Salt preserves foods by creating a hostile environment for certain microorganisms. Within foods, salt brine dehydrates bacterial cells, alters osmotic pressure and inhibits bacterial growth and subsequent spoilage. Salting fish made long-range explorations possible in the age of sailing ships.
Smoked foods contain polycyclic aromatic hydrocarbons which are known carcinogens. Smoked foods are known to be carcinogenic when eaten as a regular part of a person's diet. Most people do not eat enough smoked foods for this to be a major concern. HOWEVER, the hotter the wood or charcoal burns, the more polycyclic aromatic hydrocarbons that are produced.
Pickling is one of the oldest methods of preserving foods. Pickling is the preserving of food in an acid (usually vinegar), and it is this acid environment that prevents undesirable bacteria growth. However, how and what kind of acid gets into the liquid is what can cause some confusion about the use of salt.
Most pickled foods are salted or soaked in brine first to draw out moisture that would dilute the acid that is added to 'pickle' the food.
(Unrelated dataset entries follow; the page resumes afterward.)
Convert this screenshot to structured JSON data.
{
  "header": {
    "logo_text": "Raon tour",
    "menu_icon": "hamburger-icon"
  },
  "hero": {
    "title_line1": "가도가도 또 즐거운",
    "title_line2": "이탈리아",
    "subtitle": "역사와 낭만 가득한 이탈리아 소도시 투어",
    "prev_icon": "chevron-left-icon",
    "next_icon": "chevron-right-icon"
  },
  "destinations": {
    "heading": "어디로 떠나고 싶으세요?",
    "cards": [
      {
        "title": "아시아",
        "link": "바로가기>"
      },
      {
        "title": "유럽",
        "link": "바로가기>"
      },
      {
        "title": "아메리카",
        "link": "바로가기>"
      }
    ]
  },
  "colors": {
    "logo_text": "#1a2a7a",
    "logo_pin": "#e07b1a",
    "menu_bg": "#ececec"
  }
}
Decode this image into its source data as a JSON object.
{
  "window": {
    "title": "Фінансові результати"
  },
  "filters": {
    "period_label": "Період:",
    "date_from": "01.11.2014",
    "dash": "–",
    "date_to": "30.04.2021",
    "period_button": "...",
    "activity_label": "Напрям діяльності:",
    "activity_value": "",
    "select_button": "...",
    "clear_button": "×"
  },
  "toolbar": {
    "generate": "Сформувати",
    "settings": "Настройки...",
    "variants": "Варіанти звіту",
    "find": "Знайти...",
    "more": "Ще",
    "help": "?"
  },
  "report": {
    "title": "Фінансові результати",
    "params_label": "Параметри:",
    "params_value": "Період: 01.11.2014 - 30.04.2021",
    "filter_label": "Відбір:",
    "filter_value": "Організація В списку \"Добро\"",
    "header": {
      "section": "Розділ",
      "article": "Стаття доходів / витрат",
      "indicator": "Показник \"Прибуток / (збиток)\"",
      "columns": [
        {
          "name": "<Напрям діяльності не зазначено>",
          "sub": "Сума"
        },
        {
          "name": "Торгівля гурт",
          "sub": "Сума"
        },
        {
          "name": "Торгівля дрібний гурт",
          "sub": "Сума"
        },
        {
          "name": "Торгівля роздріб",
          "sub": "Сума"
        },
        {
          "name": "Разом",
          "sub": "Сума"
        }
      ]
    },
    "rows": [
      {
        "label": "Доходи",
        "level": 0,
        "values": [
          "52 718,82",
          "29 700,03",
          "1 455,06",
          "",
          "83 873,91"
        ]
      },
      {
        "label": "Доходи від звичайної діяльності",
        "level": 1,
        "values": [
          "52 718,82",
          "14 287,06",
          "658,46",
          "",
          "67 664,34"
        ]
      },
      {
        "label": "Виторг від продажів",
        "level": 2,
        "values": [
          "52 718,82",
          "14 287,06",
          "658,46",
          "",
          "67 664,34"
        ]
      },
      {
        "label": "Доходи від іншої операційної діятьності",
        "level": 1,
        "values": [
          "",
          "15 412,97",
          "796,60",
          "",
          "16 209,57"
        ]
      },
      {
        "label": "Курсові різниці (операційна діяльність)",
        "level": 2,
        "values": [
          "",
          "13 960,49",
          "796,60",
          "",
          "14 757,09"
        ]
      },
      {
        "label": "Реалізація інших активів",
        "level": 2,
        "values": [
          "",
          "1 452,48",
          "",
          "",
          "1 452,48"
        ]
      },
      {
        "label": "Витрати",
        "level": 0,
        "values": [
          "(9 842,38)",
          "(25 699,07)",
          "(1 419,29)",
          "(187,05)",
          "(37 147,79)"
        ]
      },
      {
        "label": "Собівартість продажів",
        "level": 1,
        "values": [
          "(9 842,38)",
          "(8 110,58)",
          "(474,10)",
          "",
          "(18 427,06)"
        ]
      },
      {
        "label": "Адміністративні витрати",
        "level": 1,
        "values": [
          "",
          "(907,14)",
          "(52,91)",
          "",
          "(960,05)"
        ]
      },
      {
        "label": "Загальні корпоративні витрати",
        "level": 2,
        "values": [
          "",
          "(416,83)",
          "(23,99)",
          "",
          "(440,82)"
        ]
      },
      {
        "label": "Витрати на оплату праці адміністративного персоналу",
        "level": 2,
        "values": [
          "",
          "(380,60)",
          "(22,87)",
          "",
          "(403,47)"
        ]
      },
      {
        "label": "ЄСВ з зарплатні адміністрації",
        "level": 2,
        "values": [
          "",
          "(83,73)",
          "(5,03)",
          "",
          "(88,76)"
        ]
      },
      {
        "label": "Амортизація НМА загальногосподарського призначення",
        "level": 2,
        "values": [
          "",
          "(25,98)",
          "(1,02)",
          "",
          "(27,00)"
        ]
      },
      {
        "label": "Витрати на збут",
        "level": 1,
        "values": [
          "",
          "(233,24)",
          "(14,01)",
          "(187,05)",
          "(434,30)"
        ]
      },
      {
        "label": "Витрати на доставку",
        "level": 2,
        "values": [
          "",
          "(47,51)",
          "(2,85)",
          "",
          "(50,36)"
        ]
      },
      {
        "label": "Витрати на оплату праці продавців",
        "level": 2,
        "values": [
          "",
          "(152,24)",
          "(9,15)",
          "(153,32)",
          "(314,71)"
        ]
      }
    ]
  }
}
The canning process was developed to preserve food safely and for long periods of time. Once a food is packed into a can, the can is heated to a temperature extreme which kills all known microorganisms.